(Excerpts from an interface dataset)
◆ ◆ ◆ ◆

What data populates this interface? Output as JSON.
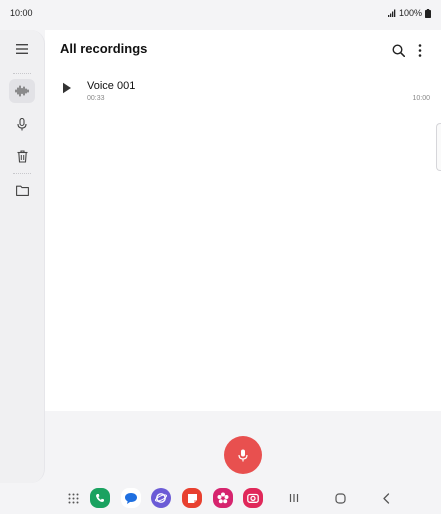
{
  "status_bar": {
    "time": "10:00",
    "battery": "100%"
  },
  "sidebar": {
    "items": [
      {
        "name": "menu-icon"
      },
      {
        "name": "waveform-icon",
        "active": true
      },
      {
        "name": "microphone-icon"
      },
      {
        "name": "trash-icon"
      },
      {
        "name": "folder-icon"
      }
    ]
  },
  "header": {
    "title": "All recordings",
    "actions": [
      "search-icon",
      "more-options-icon"
    ]
  },
  "recordings": [
    {
      "name": "Voice 001",
      "duration": "00:33",
      "time": "10:00"
    }
  ],
  "record_button": {
    "icon": "microphone-icon",
    "color": "#e8504f"
  },
  "navbar": {
    "apps": [
      {
        "name": "apps-grid-icon"
      },
      {
        "name": "phone-app-icon",
        "color": "#1aa260"
      },
      {
        "name": "messages-app-icon",
        "color": "#1f6fe0"
      },
      {
        "name": "internet-app-icon",
        "color": "#6b5bd6"
      },
      {
        "name": "notes-app-icon",
        "color": "#e8402f"
      },
      {
        "name": "gallery-app-icon",
        "color": "#d6246e"
      },
      {
        "name": "camera-app-icon",
        "color": "#e0285a"
      }
    ],
    "system": [
      "recents-icon",
      "home-icon",
      "back-icon"
    ]
  }
}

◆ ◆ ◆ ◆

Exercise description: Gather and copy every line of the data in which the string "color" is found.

Your solution:
    "color": "#e8504f"
        "color": "#1aa260"
        "color": "#1f6fe0"
        "color": "#6b5bd6"
        "color": "#e8402f"
        "color": "#d6246e"
        "color": "#e0285a"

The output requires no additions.